Exercise directions:
Can you print every record below exactly as written?

Data provided:
::::::
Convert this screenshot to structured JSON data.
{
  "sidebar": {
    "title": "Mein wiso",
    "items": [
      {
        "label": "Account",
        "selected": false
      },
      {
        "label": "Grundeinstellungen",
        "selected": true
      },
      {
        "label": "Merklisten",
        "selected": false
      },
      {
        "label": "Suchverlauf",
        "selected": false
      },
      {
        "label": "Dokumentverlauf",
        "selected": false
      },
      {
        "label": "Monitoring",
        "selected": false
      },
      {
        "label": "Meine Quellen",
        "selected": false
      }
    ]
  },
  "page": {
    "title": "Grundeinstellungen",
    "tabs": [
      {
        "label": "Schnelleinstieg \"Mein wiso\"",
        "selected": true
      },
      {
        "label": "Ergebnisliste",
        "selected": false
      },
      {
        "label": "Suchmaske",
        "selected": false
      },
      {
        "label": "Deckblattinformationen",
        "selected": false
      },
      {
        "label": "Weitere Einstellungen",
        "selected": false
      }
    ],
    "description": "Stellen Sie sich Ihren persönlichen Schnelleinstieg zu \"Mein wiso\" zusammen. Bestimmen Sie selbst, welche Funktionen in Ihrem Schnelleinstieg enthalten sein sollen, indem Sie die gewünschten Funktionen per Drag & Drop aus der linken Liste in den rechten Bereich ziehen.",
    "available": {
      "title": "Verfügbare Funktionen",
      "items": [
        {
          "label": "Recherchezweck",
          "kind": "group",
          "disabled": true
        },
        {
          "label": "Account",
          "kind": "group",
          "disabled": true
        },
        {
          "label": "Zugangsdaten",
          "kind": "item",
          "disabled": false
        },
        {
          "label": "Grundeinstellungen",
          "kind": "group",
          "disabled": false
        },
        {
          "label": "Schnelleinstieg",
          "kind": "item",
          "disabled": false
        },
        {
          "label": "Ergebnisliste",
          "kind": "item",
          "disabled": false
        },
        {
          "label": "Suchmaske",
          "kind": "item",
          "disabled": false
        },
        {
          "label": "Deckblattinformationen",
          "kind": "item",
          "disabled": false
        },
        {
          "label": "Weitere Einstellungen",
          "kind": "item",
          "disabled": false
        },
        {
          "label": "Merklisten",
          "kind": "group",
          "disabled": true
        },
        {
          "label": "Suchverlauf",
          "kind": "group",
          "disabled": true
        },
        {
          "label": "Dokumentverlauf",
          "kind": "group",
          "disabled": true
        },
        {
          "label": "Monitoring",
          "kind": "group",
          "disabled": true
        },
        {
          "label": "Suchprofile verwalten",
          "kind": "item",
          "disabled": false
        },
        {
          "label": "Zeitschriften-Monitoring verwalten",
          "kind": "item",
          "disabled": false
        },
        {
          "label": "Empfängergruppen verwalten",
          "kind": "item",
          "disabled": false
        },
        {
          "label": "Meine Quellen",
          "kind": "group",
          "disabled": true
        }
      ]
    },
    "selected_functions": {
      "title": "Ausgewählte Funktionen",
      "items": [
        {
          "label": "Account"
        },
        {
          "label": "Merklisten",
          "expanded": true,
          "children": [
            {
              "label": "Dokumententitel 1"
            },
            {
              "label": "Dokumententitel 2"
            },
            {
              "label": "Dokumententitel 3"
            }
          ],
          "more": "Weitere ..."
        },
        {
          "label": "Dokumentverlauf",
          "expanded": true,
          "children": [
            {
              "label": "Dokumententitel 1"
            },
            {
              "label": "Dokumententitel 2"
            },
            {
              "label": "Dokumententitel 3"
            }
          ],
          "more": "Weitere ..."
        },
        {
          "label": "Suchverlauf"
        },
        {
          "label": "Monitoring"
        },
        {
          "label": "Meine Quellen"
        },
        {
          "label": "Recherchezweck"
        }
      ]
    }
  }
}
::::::
Output of the task:
Convert this screenshot to structured JSON data.
{
  "sidebar": {
    "title": "Mein wiso",
    "items": [
      {
        "label": "Account",
        "selected": false
      },
      {
        "label": "Grundeinstellungen",
        "selected": true
      },
      {
        "label": "Merklisten",
        "selected": false
      },
      {
        "label": "Suchverlauf",
        "selected": false
      },
      {
        "label": "Dokumentverlauf",
        "selected": false
      },
      {
        "label": "Monitoring",
        "selected": false
      },
      {
        "label": "Meine Quellen",
        "selected": false
      }
    ]
  },
  "page": {
    "title": "Grundeinstellungen",
    "tabs": [
      {
        "label": "Schnelleinstieg \"Mein wiso\"",
        "selected": true
      },
      {
        "label": "Ergebnisliste",
        "selected": false
      },
      {
        "label": "Suchmaske",
        "selected": false
      },
      {
        "label": "Deckblattinformationen",
        "selected": false
      },
      {
        "label": "Weitere Einstellungen",
        "selected": false
      }
    ],
    "description": "Stellen Sie sich Ihren persönlichen Schnelleinstieg zu \"Mein wiso\" zusammen. Bestimmen Sie selbst, welche Funktionen in Ihrem Schnelleinstieg enthalten sein sollen, indem Sie die gewünschten Funktionen per Drag & Drop aus der linken Liste in den rechten Bereich ziehen.",
    "available": {
      "title": "Verfügbare Funktionen",
      "items": [
        {
          "label": "Recherchezweck",
          "kind": "group",
          "disabled": true
        },
        {
          "label": "Account",
          "kind": "group",
          "disabled": true
        },
        {
          "label": "Zugangsdaten",
          "kind": "item",
          "disabled": false
        },
        {
          "label": "Grundeinstellungen",
          "kind": "group",
          "disabled": false
        },
        {
          "label": "Schnelleinstieg",
          "kind": "item",
          "disabled": false
        },
        {
          "label": "Ergebnisliste",
          "kind": "item",
          "disabled": false
        },
        {
          "label": "Suchmaske",
          "kind": "item",
          "disabled": false
        },
        {
          "label": "Deckblattinformationen",
          "kind": "item",
          "disabled": false
        },
        {
          "label": "Weitere Einstellungen",
          "kind": "item",
          "disabled": false
        },
        {
          "label": "Merklisten",
          "kind": "group",
          "disabled": true
        },
        {
          "label": "Suchverlauf",
          "kind": "group",
          "disabled": true
        },
        {
          "label": "Dokumentverlauf",
          "kind": "group",
          "disabled": true
        },
        {
          "label": "Monitoring",
          "kind": "group",
          "disabled": true
        },
        {
          "label": "Suchprofile verwalten",
          "kind": "item",
          "disabled": false
        },
        {
          "label": "Zeitschriften-Monitoring verwalten",
          "kind": "item",
          "disabled": false
        },
        {
          "label": "Empfängergruppen verwalten",
          "kind": "item",
          "disabled": false
        },
        {
          "label": "Meine Quellen",
          "kind": "group",
          "disabled": true
        }
      ]
    },
    "selected_functions": {
      "title": "Ausgewählte Funktionen",
      "items": [
        {
          "label": "Account"
        },
        {
          "label": "Merklisten",
          "expanded": true,
          "children": [
            {
              "label": "Dokumententitel 1"
            },
            {
              "label": "Dokumententitel 2"
            },
            {
              "label": "Dokumententitel 3"
            }
          ],
          "more": "Weitere ..."
        },
        {
          "label": "Dokumentverlauf",
          "expanded": true,
          "children": [
            {
              "label": "Dokumententitel 1"
            },
            {
              "label": "Dokumententitel 2"
            },
            {
              "label": "Dokumententitel 3"
            }
          ],
          "more": "Weitere ..."
        },
        {
          "label": "Suchverlauf"
        },
        {
          "label": "Monitoring"
        },
        {
          "label": "Meine Quellen"
        },
        {
          "label": "Recherchezweck"
        }
      ]
    }
  }
}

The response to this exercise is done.